It’s another tough blow for the oft-injured Denaburg, who since he was selected 27th in the country out of Merritt Island (Fla.) High School three years ago has thrown only 20 1/3 professional innings due to arm troubles.
The 21-year-old right-hander, who received a $3 million signing bonus, appeared in seven games (four starts) for the Rookie-level Gulf Coast League Nationals during the summer of 2019 before he was shut down. He then had arthroscopic shoulder surgery that winter and was rehabbing from the procedure when camps were shut down last March due to the pandemic.

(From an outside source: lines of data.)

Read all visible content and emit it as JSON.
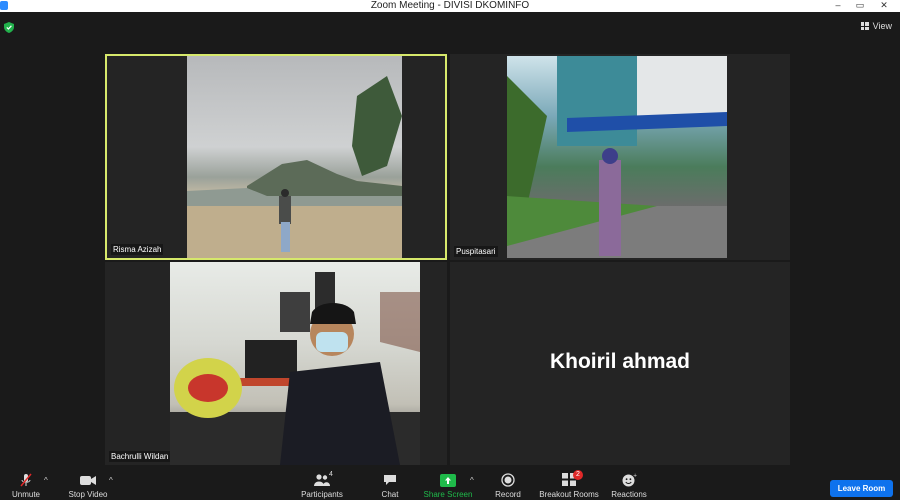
{
  "window": {
    "title": "Zoom Meeting - DIVISI DKOMINFO",
    "minimize": "–",
    "maximize": "▭",
    "close": "✕"
  },
  "topbar": {
    "view_label": "View",
    "encryption_color": "#22b14c"
  },
  "participants": [
    {
      "name": "Risma Azizah",
      "video": "on",
      "active_speaker": true
    },
    {
      "name": "Puspitasari",
      "video": "on"
    },
    {
      "name": "Bachrulli Wildan",
      "video": "on"
    },
    {
      "name": "Khoiril ahmad",
      "video": "off"
    }
  ],
  "toolbar": {
    "unmute": "Unmute",
    "stop_video": "Stop Video",
    "participants": "Participants",
    "participants_count": "4",
    "chat": "Chat",
    "share_screen": "Share Screen",
    "record": "Record",
    "breakout_rooms": "Breakout Rooms",
    "breakout_badge": "2",
    "reactions": "Reactions",
    "leave": "Leave Room"
  },
  "colors": {
    "accent": "#0e72ed",
    "active_border": "#d6e86b",
    "share_green": "#1fba4a"
  }
}
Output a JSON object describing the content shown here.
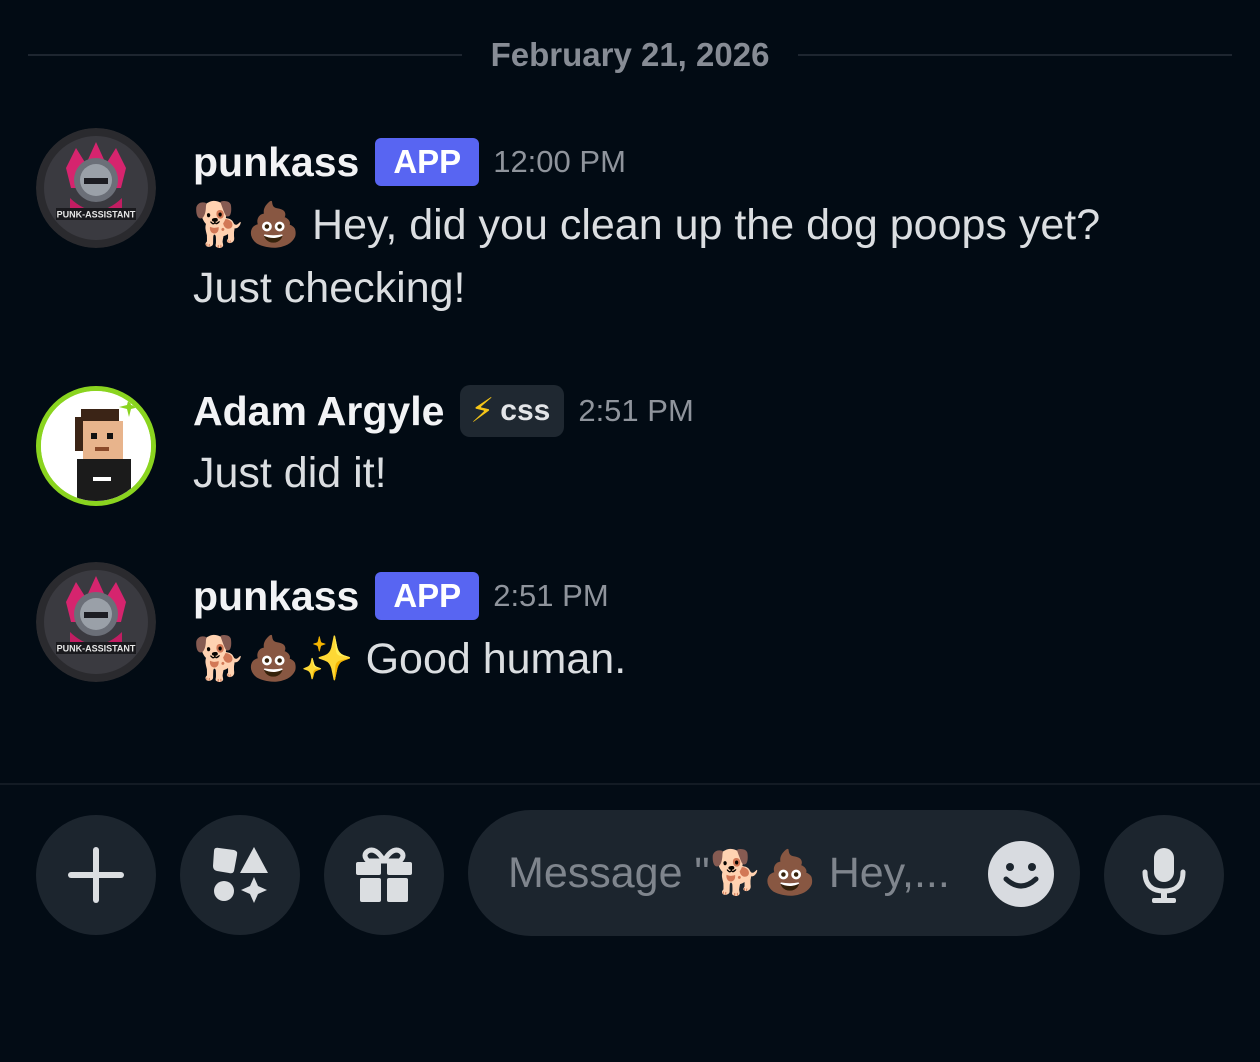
{
  "date_divider": "February 21, 2026",
  "messages": [
    {
      "username": "punkass",
      "badge": "APP",
      "time": "12:00 PM",
      "avatar_text": "PUNK-ASSISTANT",
      "emoji": [
        "🐕",
        "💩"
      ],
      "text_line1": "Hey, did you clean up the dog poops yet?",
      "text_line2": "Just checking!"
    },
    {
      "username": "Adam Argyle",
      "badge": "css",
      "badge_icon": "⚡",
      "time": "2:51 PM",
      "text": "Just did it!"
    },
    {
      "username": "punkass",
      "badge": "APP",
      "time": "2:51 PM",
      "avatar_text": "PUNK-ASSISTANT",
      "emoji": [
        "🐕",
        "💩",
        "✨"
      ],
      "text": "Good human."
    }
  ],
  "composer": {
    "placeholder": "Message \"🐕💩 Hey,..."
  },
  "icons": {
    "add": "plus-icon",
    "apps": "apps-icon",
    "gift": "gift-icon",
    "emoji": "emoji-smile-icon",
    "voice": "microphone-icon"
  },
  "colors": {
    "background": "#020b14",
    "app_badge": "#5865f2",
    "input_bg": "#1c252e"
  }
}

Denaburg wasn’t included among the other young pitching prospects who were at the alternate training site in Fredericksburg last summer, but he did participate in the club’s modified fall instructional league in Florida. He reported for camp this spring and was hopeful of enjoying a healthy season, but on Saturday night, he posted a photo of himself on Instagram in a hospital bed with his arm in a sling.
“These last couple years have been hard,” Denaburg wrote. “But there are better days ahead. You can control 2 things in life. Effort and Attitude. As long as you control those you will reach places you never thought were possible. I will continue to work on becoming the best version of myself to reach my main goal.”

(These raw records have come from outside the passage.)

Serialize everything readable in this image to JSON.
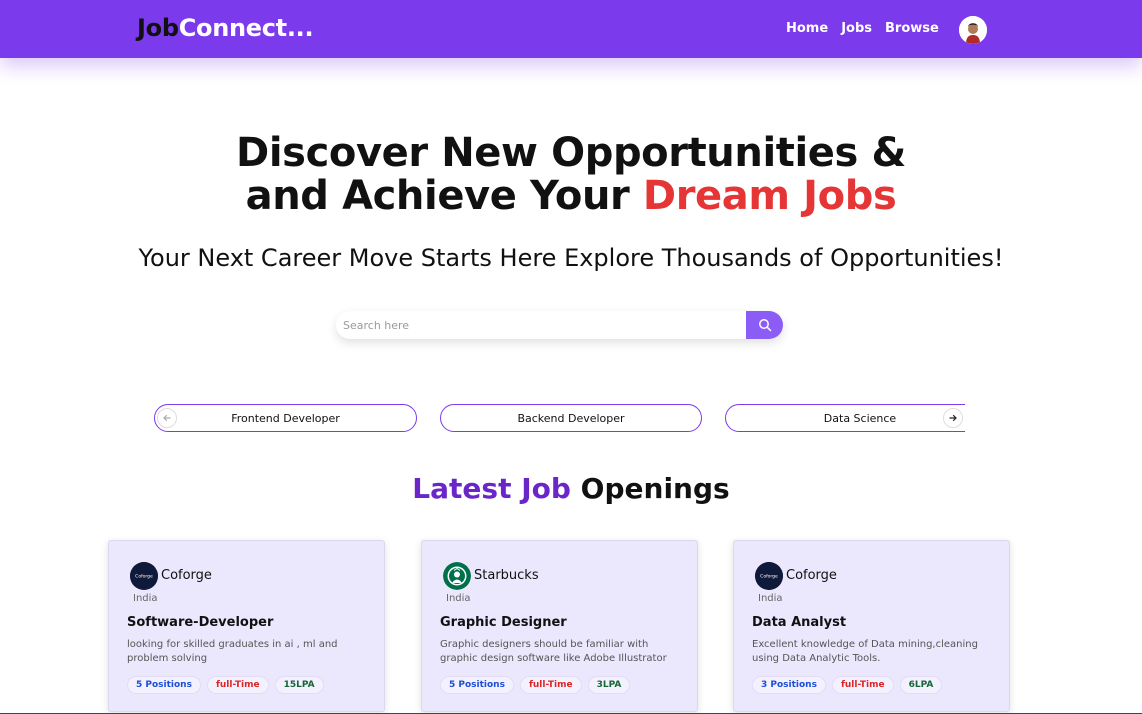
{
  "header": {
    "logo_part1": "Job",
    "logo_part2": "Connect...",
    "nav": [
      "Home",
      "Jobs",
      "Browse"
    ]
  },
  "hero": {
    "title_line1": "Discover New Opportunities &",
    "title_line2_plain": "and Achieve Your ",
    "title_line2_accent": "Dream Jobs",
    "subtitle": "Your Next Career Move Starts Here Explore Thousands of Opportunities!"
  },
  "search": {
    "placeholder": "Search here"
  },
  "categories": [
    "Frontend Developer",
    "Backend Developer",
    "Data Science"
  ],
  "section": {
    "title_part1": "Latest ",
    "title_part2": "Job",
    "title_part3": " Openings"
  },
  "jobs": [
    {
      "company": "Coforge",
      "logo_text": "Coforge",
      "location": "India",
      "title": "Software-Developer",
      "description": "looking for skilled graduates in ai , ml and problem solving",
      "positions": "5 Positions",
      "type": "full-Time",
      "salary": "15LPA"
    },
    {
      "company": "Starbucks",
      "location": "India",
      "title": "Graphic Designer",
      "description": "Graphic designers should be familiar with graphic design software like Adobe Illustrator",
      "positions": "5 Positions",
      "type": "full-Time",
      "salary": "3LPA"
    },
    {
      "company": "Coforge",
      "logo_text": "Coforge",
      "location": "India",
      "title": "Data Analyst",
      "description": "Excellent knowledge of Data mining,cleaning using Data Analytic Tools.",
      "positions": "3 Positions",
      "type": "full-Time",
      "salary": "6LPA"
    }
  ],
  "colors": {
    "brand": "#7c3aed",
    "accent": "#e53535",
    "section_accent": "#6a26c9",
    "card_bg": "#ebe7fd"
  },
  "icons": {
    "search": "search-icon",
    "prev": "arrow-left-icon",
    "next": "arrow-right-icon",
    "avatar": "user-avatar"
  }
}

Denaburg’s surgery adds to the growing list of setbacks for the Nationals’ top draft picks over a lengthy period of time, though they haven’t owned a top-10 pick since 2011.
After a wildly successful stretch a decade ago and drafted Stephen Strasburg, Bryce Harper, Anthony Rendon and Drew Storen in a span of three years, the Nationals have seen only one of their first-round picks since 2012 produce more than 2.0 WAR in the big leagues: Lucas Giolito, who is now with the White Sox.
Erick Fedde (2014) is the only other first-round pick since who has any spent any significant time in the majors. Carter Kieboom (2016), Dane Dunning (2016) and Seth Romero (2017) have barely played in the big leagues (Dunning with the White Sox). Denaburg has been beset by injuries. Right-handers Jackson Rutledge (2019) and Cade Cavalli (2020) are now the organization’s top two prospects and impressed in big league camp this spring.
The Nationals lost their 2013 and 2015 first-round picks after they signed free agents Rafael Soriano and Max Scherzer, respectively.